The Knife Slipped by Erle Stanley Gardner, writing as A.A. Fair
of a classic may be different, but I find that an unpublished Cool and Lam mystery qualifies. The background for Erle Stanley Gardner's The Knife Slipped is fascinating.
Written in 1939, and finally published in 2016, The Knife Slipped was meant to be Gardner's second Cool and Lam mystery, published under the name A.A. Fair. However, Gardner's publisher objected to Bertha Cool's foul language, heavy smoking, and her behavior in general. So, Gardner wrote a new mystery, Turn on the Heat, and this one remained unpublished for decades. When I read Russell Atwood's Afterword for the book, it confirmed many of my impressions of the story.
Donald Lam, narrator of the story, works for Bertha Cool, owner of B. Cool, Investigations. He's young, naive, and, as is typical for so many hardboiled detective novels of the 1930s and 40s, he falls for a dame. Bertha Cool is tough, abrupt, abrasive at times, but her name matches her personality. She's cool under pressure, and, in this story, takes the young disbarred lawyer turned investigator under her wing to teach him the ways of the world.
Cool accepts a case many other agencies won't handle. She sends Lam to follow the supposedly cheating spouse in what could turn into a divorce case. But, when Lam follows the man, the apartment isn't exactly the love nest they expect. Instead, while he watches, officers from the fire department and police department show up, asking for the man Lam is trailing. It's Ruth Marr, the switchboard operator, who identifies the man under a different name. It isn't long before Donald Lam is falling for the attractive blonde, believing everything she says, even when she shows up at his car with a gun.
Crooked cops, blonde dames, politicians, graft and payoffs. While the story seems to follow a formula, it's unusual to see the investigating detective agency blackmailing people. But, Bertha Cool, at least in this story, is out for whatever money she can get. She's a brash, over-the-top character. While she's the confident leader, Donald comes across as an innocent man who believes "Essentially people are honest." His boss proves that everyone is out for what they can get. But, she truly cares for Lam, and cuts him a break in the story.
It has been years since I read a Cool and Lam story. I didn't remember Lam as quite such a sucker, and Atwood's note reminds readers that he wasn't in the following twenty-eight books in the series. But, it's fascinating to go back and read the mystery that might have been a transition piece, if only the publisher had given Bertha Cool a break.

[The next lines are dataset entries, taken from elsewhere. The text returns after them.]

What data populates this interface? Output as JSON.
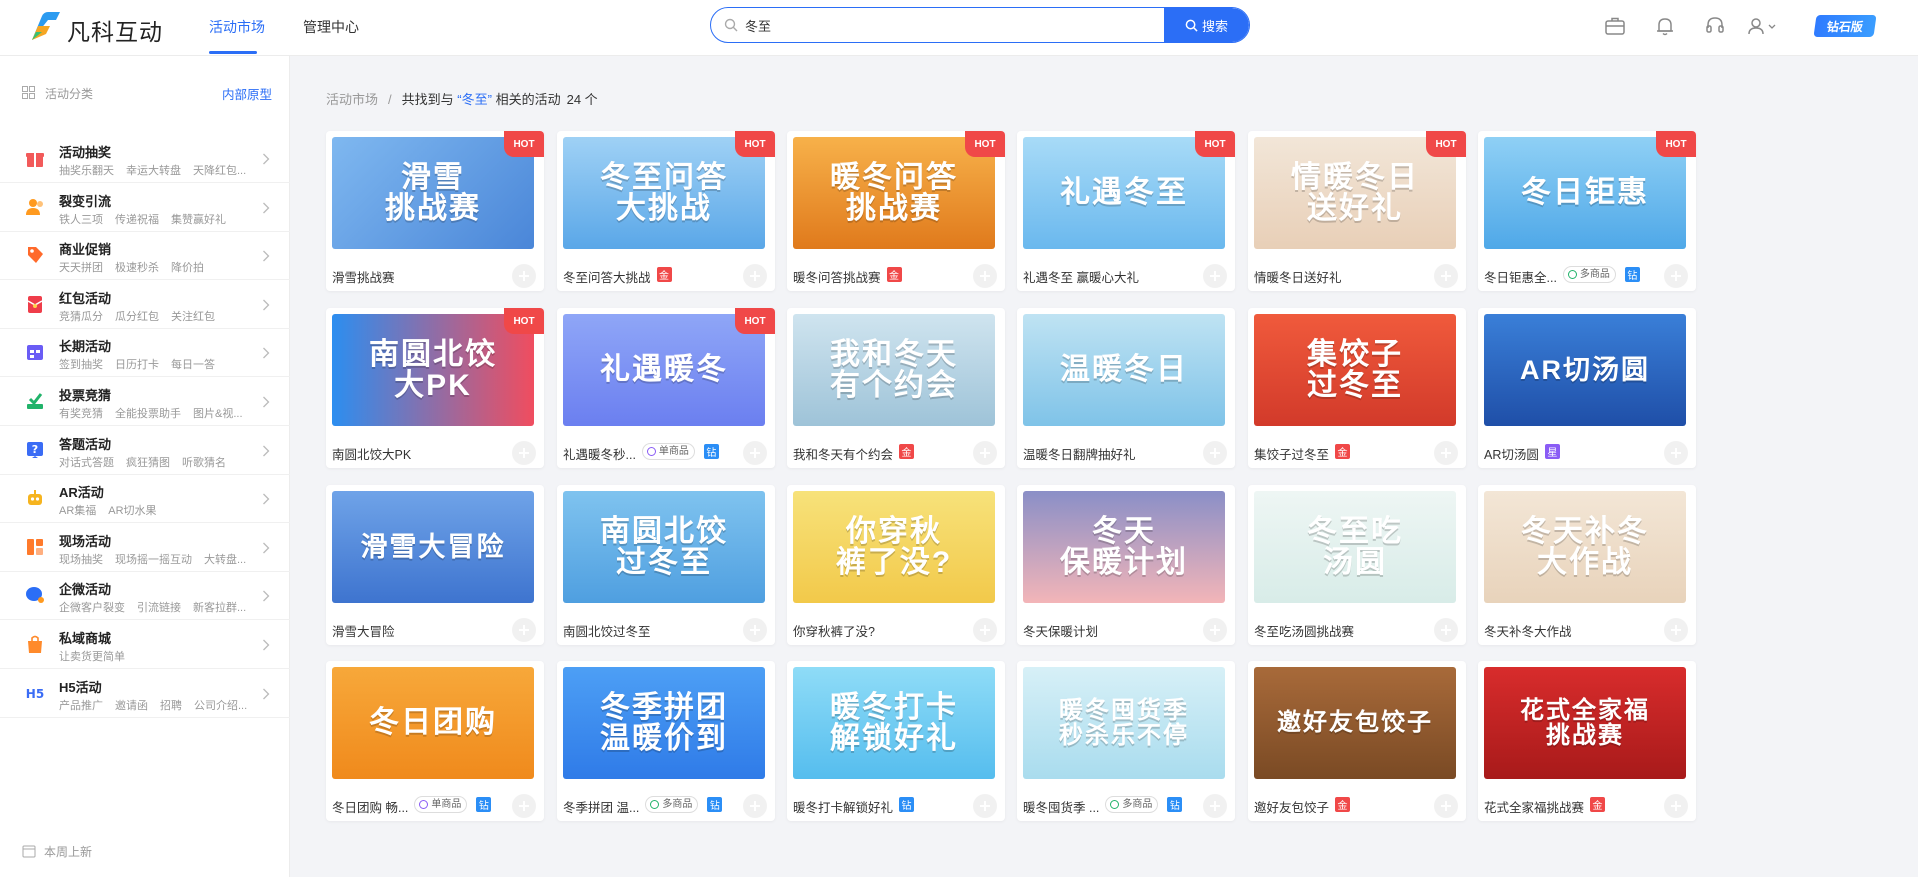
{
  "header": {
    "logo_text": "凡科互动",
    "nav": [
      {
        "label": "活动市场",
        "active": true
      },
      {
        "label": "管理中心",
        "active": false
      }
    ],
    "search": {
      "value": "冬至",
      "button_label": "搜索"
    },
    "icons": [
      "briefcase-icon",
      "bell-icon",
      "headset-icon",
      "user-icon"
    ],
    "vip_label": "钻石版"
  },
  "sidebar": {
    "title": "活动分类",
    "link": "内部原型",
    "categories": [
      {
        "title": "活动抽奖",
        "subs": [
          "抽奖乐翻天",
          "幸运大转盘",
          "天降红包..."
        ],
        "icon": "gift-icon",
        "color": "#f25a5a"
      },
      {
        "title": "裂变引流",
        "subs": [
          "铁人三项",
          "传递祝福",
          "集赞赢好礼"
        ],
        "icon": "users-icon",
        "color": "#ff9a1f"
      },
      {
        "title": "商业促销",
        "subs": [
          "天天拼团",
          "极速秒杀",
          "降价拍"
        ],
        "icon": "tag-icon",
        "color": "#ff6a2b"
      },
      {
        "title": "红包活动",
        "subs": [
          "竞猜瓜分",
          "瓜分红包",
          "关注红包"
        ],
        "icon": "red-envelope-icon",
        "color": "#ef3d4a"
      },
      {
        "title": "长期活动",
        "subs": [
          "签到抽奖",
          "日历打卡",
          "每日一答"
        ],
        "icon": "calendar-icon",
        "color": "#6a5cf5"
      },
      {
        "title": "投票竞猜",
        "subs": [
          "有奖竞猜",
          "全能投票助手",
          "图片&视..."
        ],
        "icon": "vote-icon",
        "color": "#21b36a"
      },
      {
        "title": "答题活动",
        "subs": [
          "对话式答题",
          "疯狂猜图",
          "听歌猜名"
        ],
        "icon": "question-icon",
        "color": "#3a6cf5"
      },
      {
        "title": "AR活动",
        "subs": [
          "AR集福",
          "AR切水果"
        ],
        "icon": "robot-icon",
        "color": "#f6b41f"
      },
      {
        "title": "现场活动",
        "subs": [
          "现场抽奖",
          "现场摇一摇互动",
          "大转盘..."
        ],
        "icon": "stage-icon",
        "color": "#ff7a2b"
      },
      {
        "title": "企微活动",
        "subs": [
          "企微客户裂变",
          "引流链接",
          "新客拉群..."
        ],
        "icon": "wecom-icon",
        "color": "#2b6ef6"
      },
      {
        "title": "私域商城",
        "subs": [
          "让卖货更简单"
        ],
        "icon": "bag-icon",
        "color": "#ff8a2b"
      },
      {
        "title": "H5活动",
        "subs": [
          "产品推广",
          "邀请函",
          "招聘",
          "公司介绍..."
        ],
        "icon": "h5-icon",
        "color": "#3a6cf5"
      }
    ],
    "footer": "本周上新"
  },
  "breadcrumb": {
    "root": "活动市场",
    "text_prefix": "共找到与",
    "keyword": "“冬至”",
    "text_suffix": "相关的活动",
    "count": "24 个"
  },
  "badges": {
    "gold": "金",
    "diamond": "钻",
    "star": "星"
  },
  "cards": [
    {
      "name": "滑雪挑战赛",
      "thumb": "滑雪\n挑战赛",
      "hot": true,
      "bg": "linear-gradient(135deg,#7fb8f0,#4a86d8)",
      "badge": null,
      "tag": null
    },
    {
      "name": "冬至问答大挑战",
      "thumb": "冬至问答\n大挑战",
      "hot": true,
      "bg": "linear-gradient(180deg,#9fd1f5,#5aa7e8)",
      "badge": "gold",
      "tag": null
    },
    {
      "name": "暖冬问答挑战赛",
      "thumb": "暖冬问答\n挑战赛",
      "hot": true,
      "bg": "linear-gradient(180deg,#f7b14a,#e07a1c)",
      "badge": "gold",
      "tag": null
    },
    {
      "name": "礼遇冬至 赢暖心大礼",
      "thumb": "礼遇冬至",
      "hot": true,
      "bg": "linear-gradient(180deg,#a8dbf7,#6ab8ee)",
      "badge": null,
      "tag": null
    },
    {
      "name": "情暖冬日送好礼",
      "thumb": "情暖冬日\n送好礼",
      "hot": true,
      "bg": "linear-gradient(180deg,#f2e6d8,#e8cfb7)",
      "badge": null,
      "tag": null
    },
    {
      "name": "冬日钜惠全...",
      "thumb": "冬日钜惠",
      "hot": true,
      "bg": "linear-gradient(180deg,#8fd0f5,#4fa8e8)",
      "badge": "diamond",
      "tag": "多商品"
    },
    {
      "name": "南圆北饺大PK",
      "thumb": "南圆北饺\n大PK",
      "hot": true,
      "bg": "linear-gradient(90deg,#2c8ef0,#f04d5f)",
      "badge": null,
      "tag": null
    },
    {
      "name": "礼遇暖冬秒...",
      "thumb": "礼遇暖冬",
      "hot": true,
      "bg": "linear-gradient(180deg,#8fa6f7,#6b7ff0)",
      "badge": "diamond",
      "tag": "单商品"
    },
    {
      "name": "我和冬天有个约会",
      "thumb": "我和冬天\n有个约会",
      "hot": false,
      "bg": "linear-gradient(180deg,#cfe4ef,#9ec3d8)",
      "badge": "gold",
      "tag": null
    },
    {
      "name": "温暖冬日翻牌抽好礼",
      "thumb": "温暖冬日",
      "hot": false,
      "bg": "linear-gradient(180deg,#bfe3f3,#7fc3e8)",
      "badge": null,
      "tag": null
    },
    {
      "name": "集饺子过冬至",
      "thumb": "集饺子\n过冬至",
      "hot": false,
      "bg": "linear-gradient(180deg,#f05a3c,#d23a2a)",
      "badge": "gold",
      "tag": null
    },
    {
      "name": "AR切汤圆",
      "thumb": "AR切汤圆",
      "hot": false,
      "bg": "linear-gradient(180deg,#3a7fd8,#1f4fa8)",
      "badge": "star",
      "tag": null
    },
    {
      "name": "滑雪大冒险",
      "thumb": "滑雪大冒险",
      "hot": false,
      "bg": "linear-gradient(180deg,#6fa3e8,#3e74cf)",
      "badge": null,
      "tag": null
    },
    {
      "name": "南圆北饺过冬至",
      "thumb": "南圆北饺\n过冬至",
      "hot": false,
      "bg": "linear-gradient(180deg,#7fc3ef,#4f9fe0)",
      "badge": null,
      "tag": null
    },
    {
      "name": "你穿秋裤了没?",
      "thumb": "你穿秋\n裤了没?",
      "hot": false,
      "bg": "linear-gradient(180deg,#f7e27a,#f2c94a)",
      "badge": null,
      "tag": null
    },
    {
      "name": "冬天保暖计划",
      "thumb": "冬天\n保暖计划",
      "hot": false,
      "bg": "linear-gradient(180deg,#8a8fc7,#f3b5b8)",
      "badge": null,
      "tag": null
    },
    {
      "name": "冬至吃汤圆挑战赛",
      "thumb": "冬至吃\n汤圆",
      "hot": false,
      "bg": "linear-gradient(180deg,#eef6f4,#d8ece8)",
      "badge": null,
      "tag": null
    },
    {
      "name": "冬天补冬大作战",
      "thumb": "冬天补冬\n大作战",
      "hot": false,
      "bg": "linear-gradient(180deg,#f3e6d6,#e8d3bb)",
      "badge": null,
      "tag": null
    },
    {
      "name": "冬日团购 畅...",
      "thumb": "冬日团购",
      "hot": false,
      "bg": "linear-gradient(180deg,#f7a83a,#f08a1c)",
      "badge": "diamond",
      "tag": "单商品"
    },
    {
      "name": "冬季拼团 温...",
      "thumb": "冬季拼团\n温暖价到",
      "hot": false,
      "bg": "linear-gradient(180deg,#4d9ff5,#2f7be8)",
      "badge": "diamond",
      "tag": "多商品"
    },
    {
      "name": "暖冬打卡解锁好礼",
      "thumb": "暖冬打卡\n解锁好礼",
      "hot": false,
      "bg": "linear-gradient(180deg,#8fdcf7,#55bdee)",
      "badge": "diamond",
      "tag": null
    },
    {
      "name": "暖冬囤货季 ...",
      "thumb": "暖冬囤货季\n秒杀乐不停",
      "hot": false,
      "bg": "linear-gradient(180deg,#d7f0f7,#a9dcee)",
      "badge": "diamond",
      "tag": "多商品"
    },
    {
      "name": "邀好友包饺子",
      "thumb": "邀好友包饺子",
      "hot": false,
      "bg": "linear-gradient(180deg,#a86a3a,#7a4a24)",
      "badge": "gold",
      "tag": null
    },
    {
      "name": "花式全家福挑战赛",
      "thumb": "花式全家福\n挑战赛",
      "hot": false,
      "bg": "linear-gradient(180deg,#d82c2c,#a81a1a)",
      "badge": "gold",
      "tag": null
    }
  ],
  "colors": {
    "accent": "#2b6ef6",
    "gold": "#f04848",
    "diamond": "#2b8ef6",
    "star": "#8a5cf5",
    "hot": "#f04848"
  }
}
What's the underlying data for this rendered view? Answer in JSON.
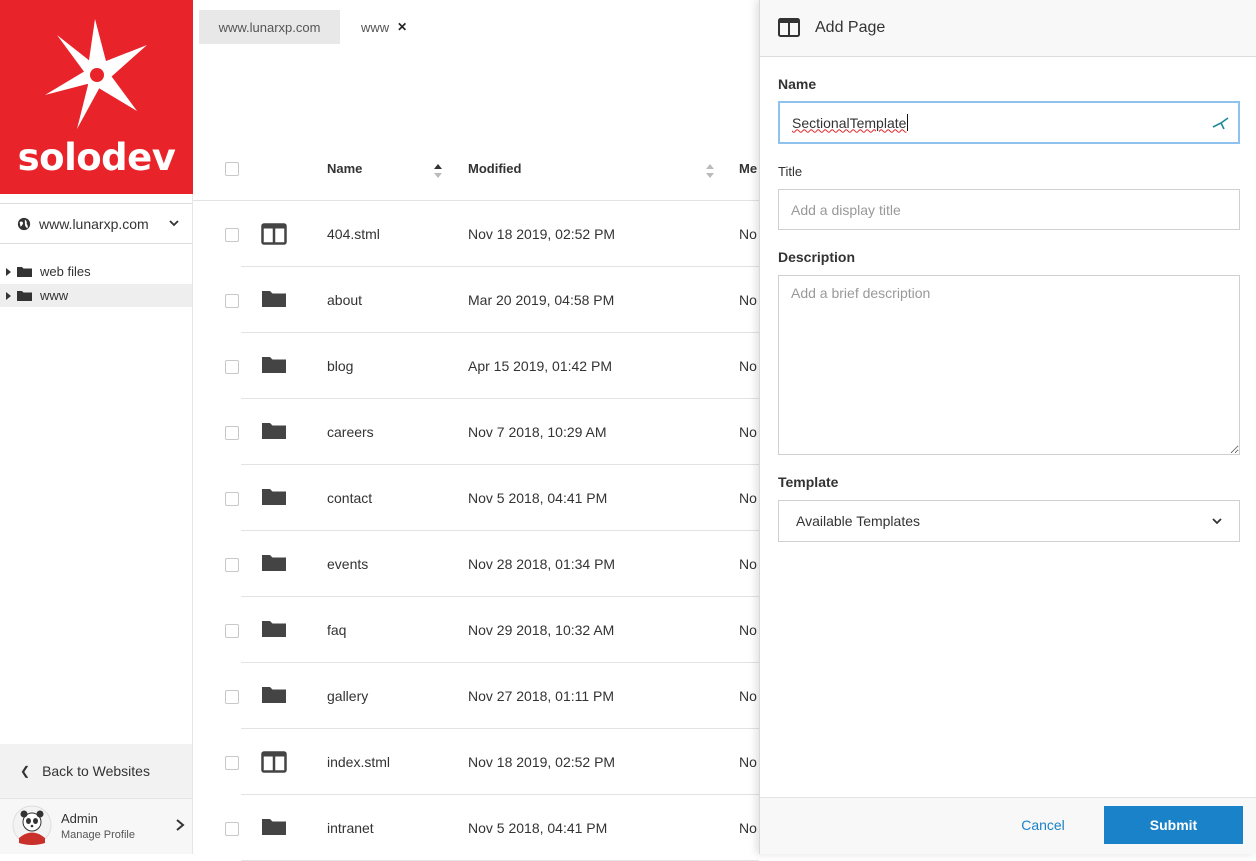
{
  "brand": {
    "name": "solodev",
    "color": "#e8232a"
  },
  "sidebar": {
    "site_selector": "www.lunarxp.com",
    "tree": [
      {
        "label": "web files",
        "icon": "folder-icon"
      },
      {
        "label": "www",
        "icon": "folder-icon"
      }
    ],
    "back_label": "Back to Websites",
    "profile": {
      "name": "Admin",
      "subtitle": "Manage Profile"
    }
  },
  "tabs": [
    {
      "label": "www.lunarxp.com"
    },
    {
      "label": "www",
      "close": "✕"
    }
  ],
  "table": {
    "columns": {
      "name": "Name",
      "modified": "Modified",
      "meta": "Me"
    },
    "rows": [
      {
        "name": "404.stml",
        "modified": "Nov 18 2019, 02:52 PM",
        "meta": "No",
        "icon": "page-template-icon"
      },
      {
        "name": "about",
        "modified": "Mar 20 2019, 04:58 PM",
        "meta": "No",
        "icon": "folder-icon"
      },
      {
        "name": "blog",
        "modified": "Apr 15 2019, 01:42 PM",
        "meta": "No",
        "icon": "folder-icon"
      },
      {
        "name": "careers",
        "modified": "Nov 7 2018, 10:29 AM",
        "meta": "No",
        "icon": "folder-icon"
      },
      {
        "name": "contact",
        "modified": "Nov 5 2018, 04:41 PM",
        "meta": "No",
        "icon": "folder-icon"
      },
      {
        "name": "events",
        "modified": "Nov 28 2018, 01:34 PM",
        "meta": "No",
        "icon": "folder-icon"
      },
      {
        "name": "faq",
        "modified": "Nov 29 2018, 10:32 AM",
        "meta": "No",
        "icon": "folder-icon"
      },
      {
        "name": "gallery",
        "modified": "Nov 27 2018, 01:11 PM",
        "meta": "No",
        "icon": "folder-icon"
      },
      {
        "name": "index.stml",
        "modified": "Nov 18 2019, 02:52 PM",
        "meta": "No",
        "icon": "page-template-icon"
      },
      {
        "name": "intranet",
        "modified": "Nov 5 2018, 04:41 PM",
        "meta": "No",
        "icon": "folder-icon"
      }
    ]
  },
  "panel": {
    "title": "Add Page",
    "name_label": "Name",
    "name_value": "SectionalTemplate",
    "title_label": "Title",
    "title_placeholder": "Add a display title",
    "description_label": "Description",
    "description_placeholder": "Add a brief description",
    "template_label": "Template",
    "template_value": "Available Templates",
    "cancel_label": "Cancel",
    "submit_label": "Submit",
    "accent_color": "#1a82c9"
  }
}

The Knife Slipped by Erle Stanley Gardner, writing as A.A. Fair. Hard Case Crime, 2016. ISBN 9781783299270 (paperback), 238p.
FTC Full Disclosure - I bought my copy of the book.